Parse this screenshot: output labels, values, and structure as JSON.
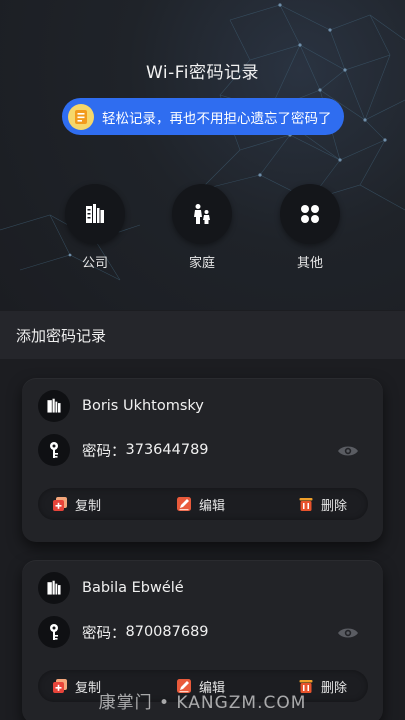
{
  "app": {
    "title": "Wi-Fi密码记录"
  },
  "banner": {
    "text": "轻松记录，再也不用担心遗忘了密码了",
    "icon": "note-icon"
  },
  "categories": [
    {
      "label": "公司",
      "icon": "building-icon"
    },
    {
      "label": "家庭",
      "icon": "family-icon"
    },
    {
      "label": "其他",
      "icon": "grid-icon"
    }
  ],
  "section": {
    "title": "添加密码记录"
  },
  "records": [
    {
      "name": "Boris Ukhtomsky",
      "password_label": "密码：",
      "password": "373644789"
    },
    {
      "name": "Babila Ebwélé",
      "password_label": "密码：",
      "password": "870087689"
    }
  ],
  "actions": {
    "copy": "复制",
    "edit": "编辑",
    "delete": "删除"
  },
  "watermark": "康掌门 • KANGZM.COM",
  "colors": {
    "accent": "#2f6df0",
    "background": "#1c1d21",
    "card": "#222327"
  }
}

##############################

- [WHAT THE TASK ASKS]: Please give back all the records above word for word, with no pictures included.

- [RESULT]:
Parse this screenshot: output labels, values, and structure as JSON.
{
  "app": {
    "title": "Wi-Fi密码记录"
  },
  "banner": {
    "text": "轻松记录，再也不用担心遗忘了密码了",
    "icon": "note-icon"
  },
  "categories": [
    {
      "label": "公司",
      "icon": "building-icon"
    },
    {
      "label": "家庭",
      "icon": "family-icon"
    },
    {
      "label": "其他",
      "icon": "grid-icon"
    }
  ],
  "section": {
    "title": "添加密码记录"
  },
  "records": [
    {
      "name": "Boris Ukhtomsky",
      "password_label": "密码：",
      "password": "373644789"
    },
    {
      "name": "Babila Ebwélé",
      "password_label": "密码：",
      "password": "870087689"
    }
  ],
  "actions": {
    "copy": "复制",
    "edit": "编辑",
    "delete": "删除"
  },
  "watermark": "康掌门 • KANGZM.COM",
  "colors": {
    "accent": "#2f6df0",
    "background": "#1c1d21",
    "card": "#222327"
  }
}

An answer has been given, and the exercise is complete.